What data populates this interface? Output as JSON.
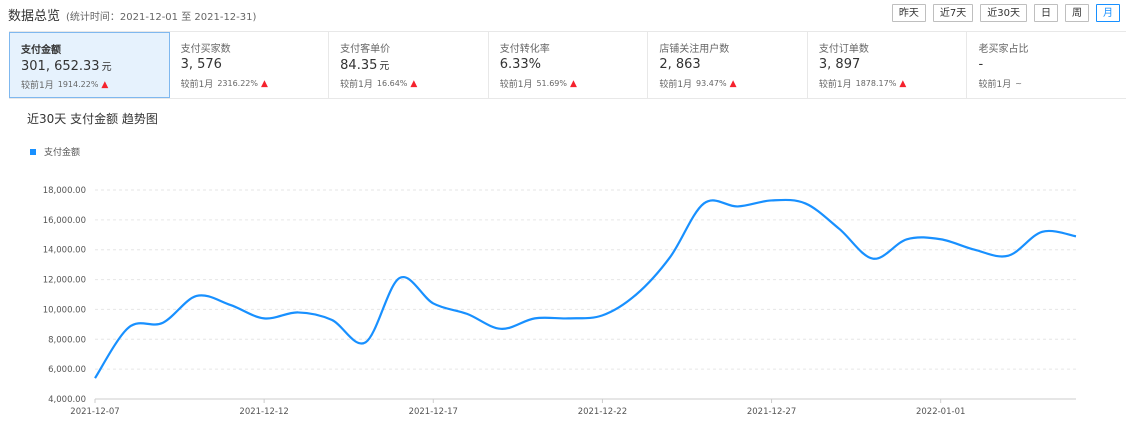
{
  "header": {
    "title": "数据总览",
    "period": "(统计时间：2021-12-01 至 2021-12-31)"
  },
  "range_buttons": [
    {
      "label": "昨天",
      "active": false
    },
    {
      "label": "近7天",
      "active": false
    },
    {
      "label": "近30天",
      "active": false
    },
    {
      "label": "日",
      "active": false
    },
    {
      "label": "周",
      "active": false
    },
    {
      "label": "月",
      "active": true
    }
  ],
  "metrics": [
    {
      "name": "支付金额",
      "value": "301, 652.33",
      "unit": "元",
      "compare": "较前1月",
      "pct": "1914.22%",
      "arrow": "up"
    },
    {
      "name": "支付买家数",
      "value": "3, 576",
      "unit": "",
      "compare": "较前1月",
      "pct": "2316.22%",
      "arrow": "up"
    },
    {
      "name": "支付客单价",
      "value": "84.35",
      "unit": "元",
      "compare": "较前1月",
      "pct": "16.64%",
      "arrow": "up"
    },
    {
      "name": "支付转化率",
      "value": "6.33%",
      "unit": "",
      "compare": "较前1月",
      "pct": "51.69%",
      "arrow": "up"
    },
    {
      "name": "店铺关注用户数",
      "value": "2, 863",
      "unit": "",
      "compare": "较前1月",
      "pct": "93.47%",
      "arrow": "up"
    },
    {
      "name": "支付订单数",
      "value": "3, 897",
      "unit": "",
      "compare": "较前1月",
      "pct": "1878.17%",
      "arrow": "up"
    },
    {
      "name": "老买家占比",
      "value": "-",
      "unit": "",
      "compare": "较前1月",
      "pct": "",
      "arrow": "~"
    }
  ],
  "colors": {
    "accent": "#1890ff",
    "up_arrow": "#f5222d",
    "selected_bg": "#e6f2fd"
  },
  "chart_data": {
    "type": "line",
    "title": "近30天 支付金额 趋势图",
    "legend": "top-left",
    "grid": "horizontal dashed",
    "series": [
      {
        "name": "支付金额",
        "color": "#1890ff",
        "x": [
          "2021-12-07",
          "2021-12-08",
          "2021-12-09",
          "2021-12-10",
          "2021-12-11",
          "2021-12-12",
          "2021-12-13",
          "2021-12-14",
          "2021-12-15",
          "2021-12-16",
          "2021-12-17",
          "2021-12-18",
          "2021-12-19",
          "2021-12-20",
          "2021-12-21",
          "2021-12-22",
          "2021-12-23",
          "2021-12-24",
          "2021-12-25",
          "2021-12-26",
          "2021-12-27",
          "2021-12-28",
          "2021-12-29",
          "2021-12-30",
          "2021-12-31",
          "2022-01-01",
          "2022-01-02",
          "2022-01-03",
          "2022-01-04",
          "2022-01-05"
        ],
        "values": [
          5400,
          8800,
          9100,
          10900,
          10300,
          9400,
          9800,
          9300,
          7800,
          12100,
          10400,
          9700,
          8700,
          9400,
          9400,
          9600,
          11000,
          13500,
          17100,
          16900,
          17300,
          17100,
          15400,
          13400,
          14700,
          14700,
          14000,
          13600,
          15200,
          14900
        ]
      }
    ],
    "x_tick_labels": [
      "2021-12-07",
      "2021-12-12",
      "2021-12-17",
      "2021-12-22",
      "2021-12-27",
      "2022-01-01"
    ],
    "y_ticks": [
      4000,
      6000,
      8000,
      10000,
      12000,
      14000,
      16000,
      18000
    ],
    "y_tick_labels": [
      "4,000.00",
      "6,000.00",
      "8,000.00",
      "10,000.00",
      "12,000.00",
      "14,000.00",
      "16,000.00",
      "18,000.00"
    ],
    "ylim": [
      4000,
      18000
    ]
  }
}
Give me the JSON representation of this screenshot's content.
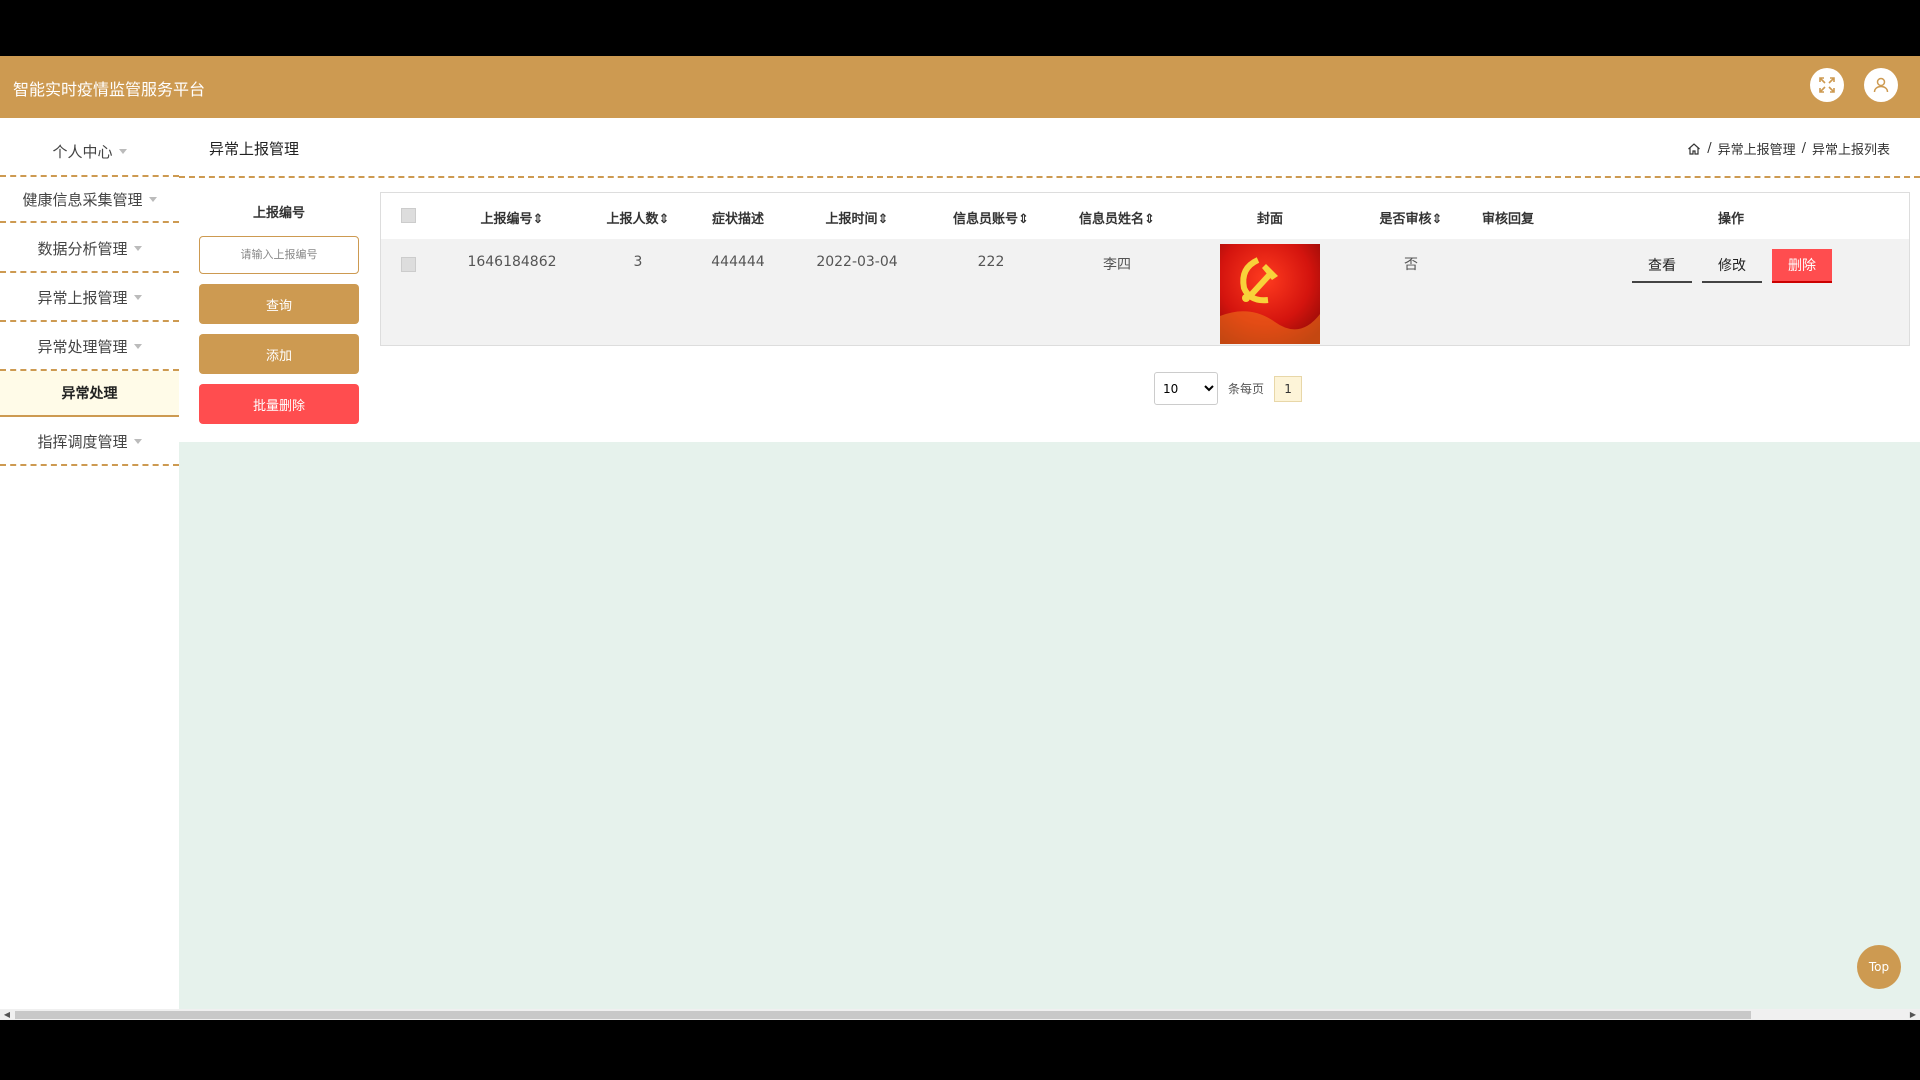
{
  "header": {
    "app_title": "智能实时疫情监管服务平台"
  },
  "sidebar": {
    "items": [
      {
        "label": "个人中心"
      },
      {
        "label": "健康信息采集管理"
      },
      {
        "label": "数据分析管理"
      },
      {
        "label": "异常上报管理"
      },
      {
        "label": "异常处理管理"
      },
      {
        "label": "指挥调度管理"
      }
    ],
    "active_sub": "异常处理"
  },
  "page": {
    "title": "异常上报管理",
    "breadcrumb": [
      "异常上报管理",
      "异常上报列表"
    ]
  },
  "search": {
    "label": "上报编号",
    "placeholder": "请输入上报编号",
    "query_label": "查询",
    "add_label": "添加",
    "batch_delete_label": "批量删除"
  },
  "table": {
    "columns": [
      "上报编号",
      "上报人数",
      "症状描述",
      "上报时间",
      "信息员账号",
      "信息员姓名",
      "封面",
      "是否审核",
      "审核回复",
      "操作"
    ],
    "sort_glyph": "⇕",
    "rows": [
      {
        "report_no": "1646184862",
        "count": "3",
        "symptom": "444444",
        "time": "2022-03-04",
        "account": "222",
        "name": "李四",
        "cover": "red-flag-image",
        "reviewed": "否",
        "reply": "",
        "actions": {
          "view": "查看",
          "edit": "修改",
          "delete": "删除"
        }
      }
    ]
  },
  "pagination": {
    "page_size": "10",
    "page_size_options": [
      "10"
    ],
    "per_page_label": "条每页",
    "current_page": "1"
  },
  "top_button": "Top",
  "colors": {
    "accent": "#cd9a51",
    "danger": "#ff4d4f",
    "content_bg": "#e6f2ec"
  }
}
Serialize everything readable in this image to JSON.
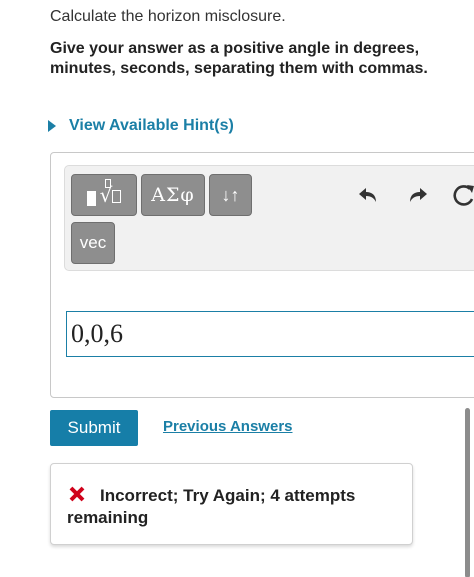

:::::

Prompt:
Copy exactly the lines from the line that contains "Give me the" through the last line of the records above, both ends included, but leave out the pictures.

Expected output:
Give me the JSON representation of this screenshot's content.
{
  "header": {
    "app_title": "智能实时疫情监管服务平台"
  },
  "sidebar": {
    "items": [
      {
        "label": "个人中心"
      },
      {
        "label": "健康信息采集管理"
      },
      {
        "label": "数据分析管理"
      },
      {
        "label": "异常上报管理"
      },
      {
        "label": "异常处理管理"
      },
      {
        "label": "指挥调度管理"
      }
    ],
    "active_sub": "异常处理"
  },
  "page": {
    "title": "异常上报管理",
    "breadcrumb": [
      "异常上报管理",
      "异常上报列表"
    ]
  },
  "search": {
    "label": "上报编号",
    "placeholder": "请输入上报编号",
    "query_label": "查询",
    "add_label": "添加",
    "batch_delete_label": "批量删除"
  },
  "table": {
    "columns": [
      "上报编号",
      "上报人数",
      "症状描述",
      "上报时间",
      "信息员账号",
      "信息员姓名",
      "封面",
      "是否审核",
      "审核回复",
      "操作"
    ],
    "sort_glyph": "⇕",
    "rows": [
      {
        "report_no": "1646184862",
        "count": "3",
        "symptom": "444444",
        "time": "2022-03-04",
        "account": "222",
        "name": "李四",
        "cover": "red-flag-image",
        "reviewed": "否",
        "reply": "",
        "actions": {
          "view": "查看",
          "edit": "修改",
          "delete": "删除"
        }
      }
    ]
  },
  "pagination": {
    "page_size": "10",
    "page_size_options": [
      "10"
    ],
    "per_page_label": "条每页",
    "current_page": "1"
  },
  "top_button": "Top",
  "colors": {
    "accent": "#cd9a51",
    "danger": "#ff4d4f",
    "content_bg": "#e6f2ec"
  }
}
Serialize everything readable in this image to JSON.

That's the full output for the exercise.